### [Extracted material]

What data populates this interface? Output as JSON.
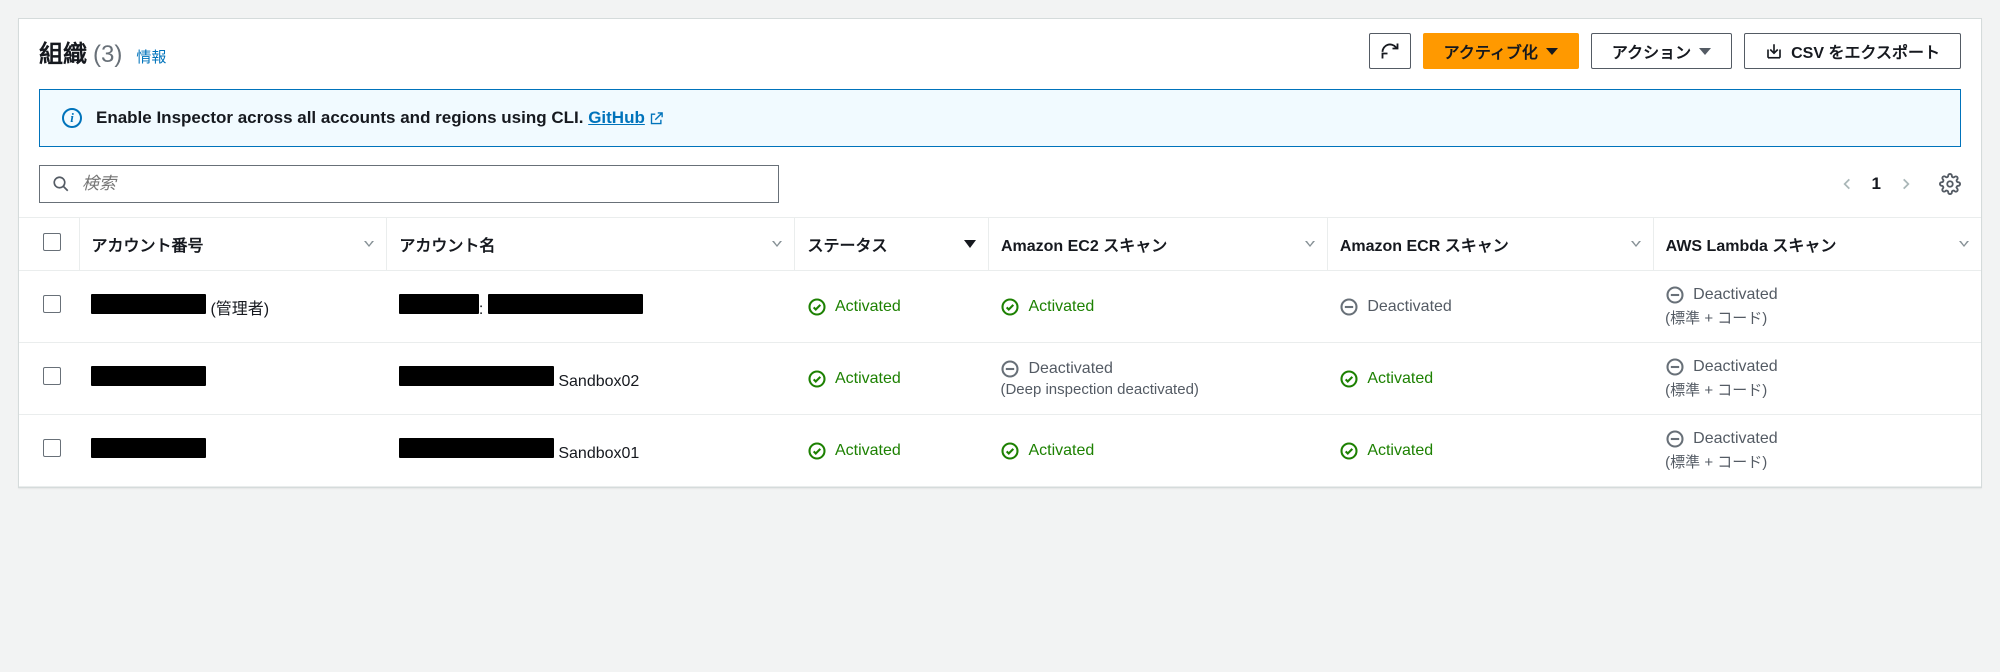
{
  "header": {
    "title": "組織",
    "count": "(3)",
    "info_link": "情報"
  },
  "buttons": {
    "activate": "アクティブ化",
    "actions": "アクション",
    "export_csv": "CSV をエクスポート"
  },
  "banner": {
    "text": "Enable Inspector across all accounts and regions using CLI.",
    "link_label": "GitHub"
  },
  "search": {
    "placeholder": "検索"
  },
  "pagination": {
    "page": "1"
  },
  "columns": {
    "account_no": "アカウント番号",
    "account_name": "アカウント名",
    "status": "ステータス",
    "ec2": "Amazon EC2 スキャン",
    "ecr": "Amazon ECR スキャン",
    "lambda": "AWS Lambda スキャン"
  },
  "status_labels": {
    "activated": "Activated",
    "deactivated": "Deactivated",
    "deep_deactivated": "(Deep inspection deactivated)",
    "std_code": "(標準 + コード)"
  },
  "rows": [
    {
      "account_no_suffix": "(管理者)",
      "account_name_suffix": "",
      "status": "activated",
      "ec2": {
        "state": "activated"
      },
      "ecr": {
        "state": "deactivated"
      },
      "lambda": {
        "state": "deactivated",
        "sub": "std_code"
      }
    },
    {
      "account_no_suffix": "",
      "account_name_suffix": "Sandbox02",
      "status": "activated",
      "ec2": {
        "state": "deactivated",
        "sub": "deep_deactivated"
      },
      "ecr": {
        "state": "activated"
      },
      "lambda": {
        "state": "deactivated",
        "sub": "std_code"
      }
    },
    {
      "account_no_suffix": "",
      "account_name_suffix": "Sandbox01",
      "status": "activated",
      "ec2": {
        "state": "activated"
      },
      "ecr": {
        "state": "activated"
      },
      "lambda": {
        "state": "deactivated",
        "sub": "std_code"
      }
    }
  ]
}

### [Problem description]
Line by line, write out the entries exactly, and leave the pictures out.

### [Solved exercise]
What data populates this interface? Output as JSON.
{
  "header": {
    "title": "組織",
    "count": "(3)",
    "info_link": "情報"
  },
  "buttons": {
    "activate": "アクティブ化",
    "actions": "アクション",
    "export_csv": "CSV をエクスポート"
  },
  "banner": {
    "text": "Enable Inspector across all accounts and regions using CLI.",
    "link_label": "GitHub"
  },
  "search": {
    "placeholder": "検索"
  },
  "pagination": {
    "page": "1"
  },
  "columns": {
    "account_no": "アカウント番号",
    "account_name": "アカウント名",
    "status": "ステータス",
    "ec2": "Amazon EC2 スキャン",
    "ecr": "Amazon ECR スキャン",
    "lambda": "AWS Lambda スキャン"
  },
  "status_labels": {
    "activated": "Activated",
    "deactivated": "Deactivated",
    "deep_deactivated": "(Deep inspection deactivated)",
    "std_code": "(標準 + コード)"
  },
  "rows": [
    {
      "account_no_suffix": "(管理者)",
      "account_name_suffix": "",
      "status": "activated",
      "ec2": {
        "state": "activated"
      },
      "ecr": {
        "state": "deactivated"
      },
      "lambda": {
        "state": "deactivated",
        "sub": "std_code"
      }
    },
    {
      "account_no_suffix": "",
      "account_name_suffix": "Sandbox02",
      "status": "activated",
      "ec2": {
        "state": "deactivated",
        "sub": "deep_deactivated"
      },
      "ecr": {
        "state": "activated"
      },
      "lambda": {
        "state": "deactivated",
        "sub": "std_code"
      }
    },
    {
      "account_no_suffix": "",
      "account_name_suffix": "Sandbox01",
      "status": "activated",
      "ec2": {
        "state": "activated"
      },
      "ecr": {
        "state": "activated"
      },
      "lambda": {
        "state": "deactivated",
        "sub": "std_code"
      }
    }
  ]
}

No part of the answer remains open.